__Task statement__
If a line in the records below contains the word "true", return that line.

__Entries shown__
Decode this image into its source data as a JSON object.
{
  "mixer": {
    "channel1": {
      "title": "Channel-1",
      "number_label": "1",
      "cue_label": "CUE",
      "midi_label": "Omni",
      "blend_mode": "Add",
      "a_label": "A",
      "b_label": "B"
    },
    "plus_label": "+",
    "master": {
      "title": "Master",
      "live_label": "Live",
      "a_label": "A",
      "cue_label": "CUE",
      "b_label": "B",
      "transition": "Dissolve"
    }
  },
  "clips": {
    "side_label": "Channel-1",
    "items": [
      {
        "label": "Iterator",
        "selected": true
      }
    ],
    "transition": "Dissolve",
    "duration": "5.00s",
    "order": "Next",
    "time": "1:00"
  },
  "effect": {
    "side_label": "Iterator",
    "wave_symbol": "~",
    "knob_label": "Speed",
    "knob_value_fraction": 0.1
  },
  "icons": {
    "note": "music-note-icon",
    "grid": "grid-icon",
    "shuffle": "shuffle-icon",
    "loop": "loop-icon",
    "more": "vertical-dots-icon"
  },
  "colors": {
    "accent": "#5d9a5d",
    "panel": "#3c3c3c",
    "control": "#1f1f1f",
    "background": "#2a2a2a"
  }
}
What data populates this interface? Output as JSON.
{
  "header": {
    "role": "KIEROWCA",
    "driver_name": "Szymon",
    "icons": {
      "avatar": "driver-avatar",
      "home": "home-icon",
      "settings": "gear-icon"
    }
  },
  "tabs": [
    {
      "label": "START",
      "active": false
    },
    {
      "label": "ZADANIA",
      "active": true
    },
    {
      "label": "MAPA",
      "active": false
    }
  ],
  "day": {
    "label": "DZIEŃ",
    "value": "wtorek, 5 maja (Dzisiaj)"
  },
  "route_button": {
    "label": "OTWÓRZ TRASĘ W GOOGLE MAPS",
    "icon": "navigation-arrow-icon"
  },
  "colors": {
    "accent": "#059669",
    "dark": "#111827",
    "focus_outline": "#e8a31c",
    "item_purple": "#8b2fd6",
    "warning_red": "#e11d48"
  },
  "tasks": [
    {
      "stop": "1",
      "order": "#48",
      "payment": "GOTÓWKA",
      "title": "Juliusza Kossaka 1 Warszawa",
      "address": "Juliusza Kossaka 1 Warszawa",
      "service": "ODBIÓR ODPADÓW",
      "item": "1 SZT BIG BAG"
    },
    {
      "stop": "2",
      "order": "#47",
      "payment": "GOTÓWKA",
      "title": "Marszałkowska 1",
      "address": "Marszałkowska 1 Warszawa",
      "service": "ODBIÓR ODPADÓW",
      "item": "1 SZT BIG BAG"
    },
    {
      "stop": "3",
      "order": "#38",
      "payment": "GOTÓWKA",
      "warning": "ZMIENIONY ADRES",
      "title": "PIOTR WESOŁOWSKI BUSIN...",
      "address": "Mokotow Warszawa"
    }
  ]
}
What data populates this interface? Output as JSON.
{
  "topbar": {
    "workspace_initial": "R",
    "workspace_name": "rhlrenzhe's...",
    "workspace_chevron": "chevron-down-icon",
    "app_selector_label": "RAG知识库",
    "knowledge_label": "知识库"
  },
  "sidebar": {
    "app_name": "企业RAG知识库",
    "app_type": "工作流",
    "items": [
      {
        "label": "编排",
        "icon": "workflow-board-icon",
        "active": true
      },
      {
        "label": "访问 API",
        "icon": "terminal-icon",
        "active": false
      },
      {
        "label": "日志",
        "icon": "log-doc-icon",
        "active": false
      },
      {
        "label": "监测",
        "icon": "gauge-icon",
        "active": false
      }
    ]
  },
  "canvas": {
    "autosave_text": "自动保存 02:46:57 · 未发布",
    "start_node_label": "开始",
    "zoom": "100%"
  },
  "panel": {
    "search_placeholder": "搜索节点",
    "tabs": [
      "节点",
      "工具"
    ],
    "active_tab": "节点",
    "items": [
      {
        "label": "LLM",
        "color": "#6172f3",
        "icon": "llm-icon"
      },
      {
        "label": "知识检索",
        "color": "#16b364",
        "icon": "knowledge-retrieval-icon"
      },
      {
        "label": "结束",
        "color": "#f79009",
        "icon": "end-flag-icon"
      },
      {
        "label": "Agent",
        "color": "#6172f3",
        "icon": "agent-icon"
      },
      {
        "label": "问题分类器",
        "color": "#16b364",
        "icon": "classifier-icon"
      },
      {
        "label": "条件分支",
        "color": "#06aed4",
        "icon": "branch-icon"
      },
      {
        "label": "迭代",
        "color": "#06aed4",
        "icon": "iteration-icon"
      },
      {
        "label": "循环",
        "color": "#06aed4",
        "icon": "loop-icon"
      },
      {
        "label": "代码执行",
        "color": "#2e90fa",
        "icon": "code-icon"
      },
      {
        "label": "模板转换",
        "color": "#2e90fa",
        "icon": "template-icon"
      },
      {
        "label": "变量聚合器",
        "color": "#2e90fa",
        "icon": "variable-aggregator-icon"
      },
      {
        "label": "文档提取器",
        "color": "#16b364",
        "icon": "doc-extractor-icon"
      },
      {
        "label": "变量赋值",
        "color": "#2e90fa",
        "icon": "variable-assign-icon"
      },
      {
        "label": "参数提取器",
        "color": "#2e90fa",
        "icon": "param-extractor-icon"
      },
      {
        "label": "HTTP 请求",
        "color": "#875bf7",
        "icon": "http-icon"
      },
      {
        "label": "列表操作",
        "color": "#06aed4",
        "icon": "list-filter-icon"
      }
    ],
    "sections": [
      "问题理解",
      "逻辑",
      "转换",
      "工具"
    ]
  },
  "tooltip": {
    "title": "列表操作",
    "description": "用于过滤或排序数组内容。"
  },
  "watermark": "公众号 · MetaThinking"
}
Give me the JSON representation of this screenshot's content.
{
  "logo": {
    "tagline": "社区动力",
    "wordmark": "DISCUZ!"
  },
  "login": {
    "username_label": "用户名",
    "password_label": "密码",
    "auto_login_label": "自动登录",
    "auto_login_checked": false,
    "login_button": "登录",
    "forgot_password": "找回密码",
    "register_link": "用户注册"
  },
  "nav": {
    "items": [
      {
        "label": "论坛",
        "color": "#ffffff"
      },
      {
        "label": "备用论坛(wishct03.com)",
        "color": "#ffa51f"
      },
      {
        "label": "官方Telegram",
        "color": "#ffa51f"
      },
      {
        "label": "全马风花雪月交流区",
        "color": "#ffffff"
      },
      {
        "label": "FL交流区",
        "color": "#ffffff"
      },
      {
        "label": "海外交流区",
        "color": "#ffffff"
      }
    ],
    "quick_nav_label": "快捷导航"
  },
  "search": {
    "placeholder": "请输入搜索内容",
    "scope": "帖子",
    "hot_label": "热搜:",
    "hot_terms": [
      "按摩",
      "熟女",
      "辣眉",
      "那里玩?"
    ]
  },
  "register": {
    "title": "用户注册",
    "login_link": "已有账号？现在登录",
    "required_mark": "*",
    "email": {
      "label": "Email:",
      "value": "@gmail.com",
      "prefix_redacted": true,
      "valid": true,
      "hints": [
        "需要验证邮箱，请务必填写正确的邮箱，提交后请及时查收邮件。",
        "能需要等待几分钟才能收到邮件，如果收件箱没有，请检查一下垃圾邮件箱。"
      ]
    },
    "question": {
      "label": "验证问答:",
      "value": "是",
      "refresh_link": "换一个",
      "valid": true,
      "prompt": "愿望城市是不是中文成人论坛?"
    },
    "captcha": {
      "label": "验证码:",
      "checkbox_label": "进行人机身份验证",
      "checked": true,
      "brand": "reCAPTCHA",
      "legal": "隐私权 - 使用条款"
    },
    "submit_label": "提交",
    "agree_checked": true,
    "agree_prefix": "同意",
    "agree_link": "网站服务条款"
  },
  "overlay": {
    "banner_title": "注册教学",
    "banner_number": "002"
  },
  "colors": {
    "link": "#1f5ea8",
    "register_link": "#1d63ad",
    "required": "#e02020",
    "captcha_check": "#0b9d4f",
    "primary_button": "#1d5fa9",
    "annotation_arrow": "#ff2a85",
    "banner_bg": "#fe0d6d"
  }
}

__Written response__
        "selected": true
      "active": true
        "active": true
      "prefix_redacted": true,
      "valid": true,
      "valid": true,
      "checked": true,
    "agree_checked": true,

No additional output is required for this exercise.